“We have a tiny elite that is obsessed with itself. If democracy doesn’t deliver for the rest—we could be heading for violence. We’re seeing a failure to bring 900 million people inside the system of entitlements. Without entitlements, you pick up the gun.”
A third of the country’s districts are now facing rural insurgencies spearheaded by the Maoist Naxalites. Is it not just a matter of time before violence spreads to major conurbations such as Delhi, home to 20 million people, many of them living on less than a dollar a day?
A visit to one of Delhi’s poorest quarters provides a glimmer of hope. The Nizamuddin district takes its name from the shrine of a holy man— Shaikh Nizamuddin Auliya (1238–1325)—renowned for his religious inclusiveness, his commitment to the poor, his disdain for rulers, and a love of music and dance that set him apart from his more austere Muslim contemporaries. The shrine attracts visitors from all over the Islamic world, as well as non-Muslim devotees. It typifies the spiritual syncretism one finds in India, where the tombs of holy persons attract followers from all religions. Until recently this run-down area was crammed with rural migrants and pilgrims hoping to benefit spiritually from the Shaikh’s baraka (blessedness), or materially by taking odd-jobs serving other pilgrims.
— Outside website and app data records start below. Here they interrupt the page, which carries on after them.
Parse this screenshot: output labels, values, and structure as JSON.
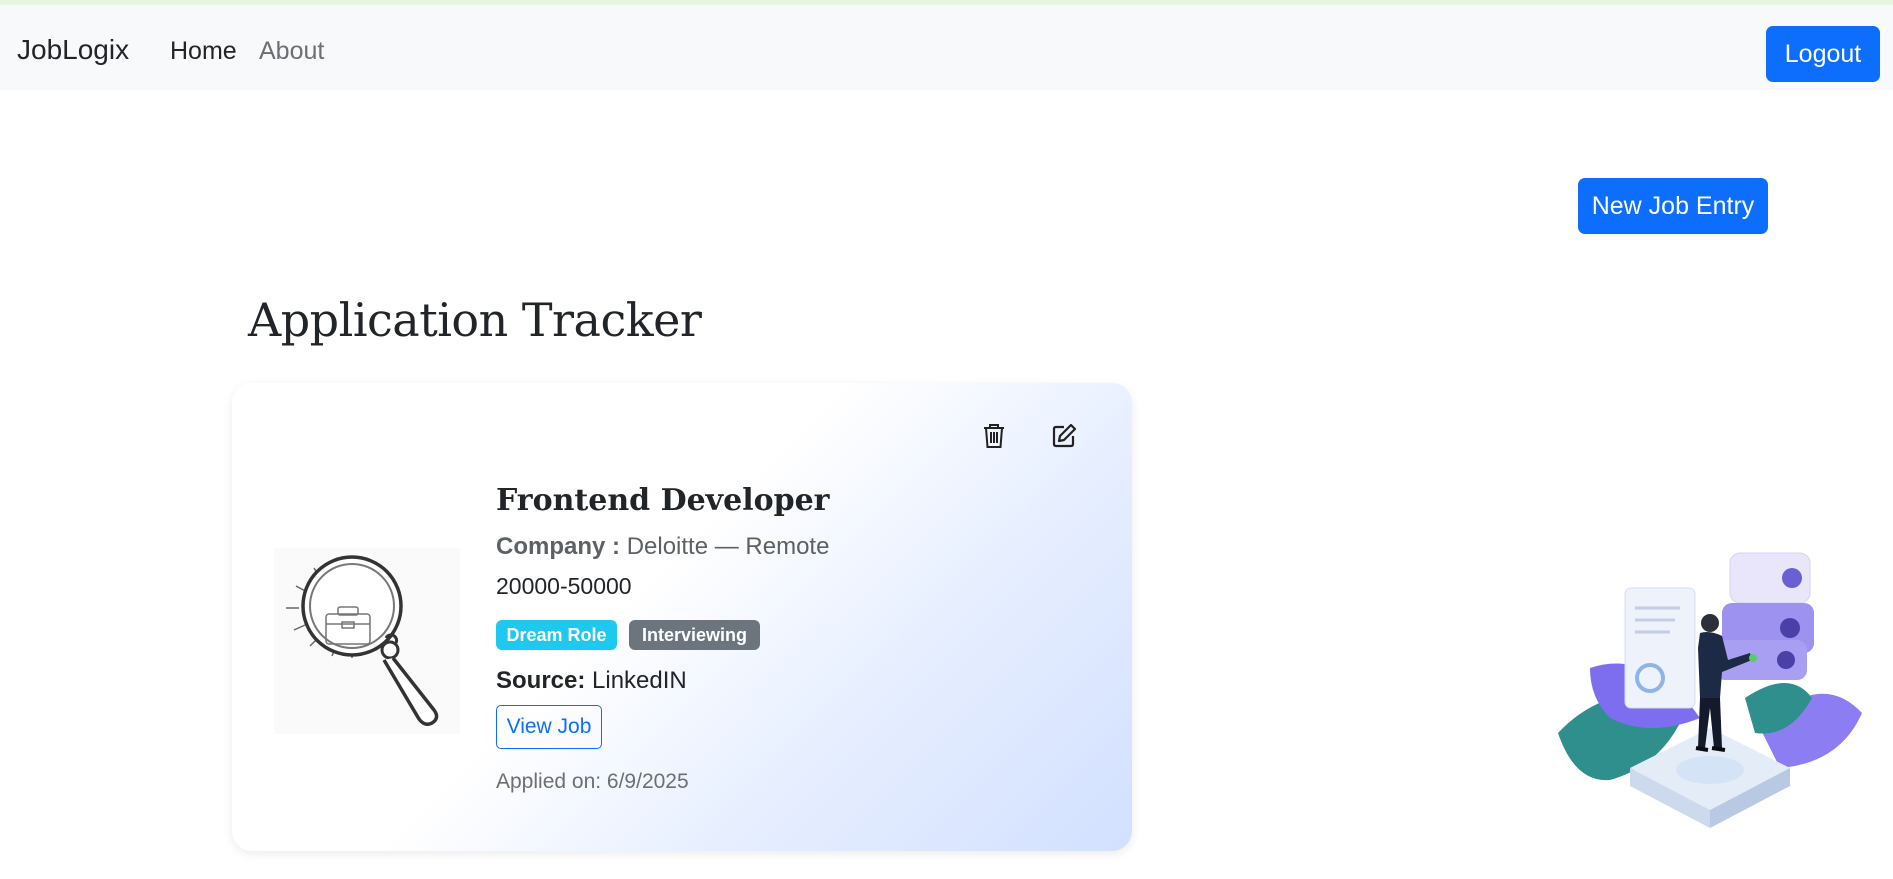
{
  "navbar": {
    "brand": "JobLogix",
    "links": [
      "Home",
      "About"
    ],
    "logout_label": "Logout"
  },
  "toolbar": {
    "new_job_label": "New Job Entry"
  },
  "page": {
    "title": "Application Tracker"
  },
  "job": {
    "title": "Frontend Developer",
    "company_label": "Company :",
    "company_value": "Deloitte — Remote",
    "salary": "20000-50000",
    "badges": [
      "Dream Role",
      "Interviewing"
    ],
    "source_label": "Source:",
    "source_value": "LinkedIN",
    "view_label": "View Job",
    "applied": "Applied on: 6/9/2025"
  },
  "colors": {
    "primary": "#0d6efd",
    "badge_dream": "#1ec8ee",
    "badge_status": "#6c757d"
  },
  "icons": [
    "trash-icon",
    "edit-icon",
    "magnifier-briefcase-logo",
    "business-illustration"
  ]
}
With no serviceable toilets available for pilgrims, the ground beneath the pillars of the overhead metro railway that is now under construction (causing a huge disruption to Delhi’s burgeoning traffic) has become an open latrine, a magnet for flies and disease. Now the Aga Khan Foundation, in partnership with other NGOs and agencies, is rehabilitating the area in a major initiative with the municipal corporation of Delhi. Measures include the organized collection of refuse, the provision of public toilets managed by the community, where users are charged a small fee for cleaning and supervision, and the re-housing of squatters who had constructed precarious additions to the fourteenth-century baoli or stepwell—the water is reached by descending flights of steps—now being dredged and reconstituted using the latest radar technology.
The local government school in Nizamuddin has received a comprehensive make-over funded by the Aga Khan Foundation in collaboration with one of India’s oldest charities, the Sir Ratan Tata Trust. In addition to bright new classrooms, well-designed for children, a vital outcome of the project, the headmaster suggests, is the renovated toilet block with separate cubicles for girls and boys. In Delhi—as in rural Gujarat, where similar conditions prevail—school drop-out rates have been highest among girls. Purely cultural factors—such as the demands of mothers for domestic help—are partly responsible. But teachers and aid workers see the lack of toilets as the primary reason girls have not been attending school, since there is no private place where they can relieve themselves. A program for building school toilets in Gujarat I looked at several years ago has yielded not just improvements in family health and hygiene, but a marked increase in female school attendance. Fifteen of the girls who took part in the program—whereby the children themselves cleaned the toilets—were going on to higher education.
Since the introduction of the new toilets in the Nizamuddin school, female drop-out rates have declined dramatically: the ratio of girls to boys attending the school is now 55–45 percent. Living in London one takes the humble loo for granted. A fortnight in Delhi reveals its potential for kick-starting a social revolution.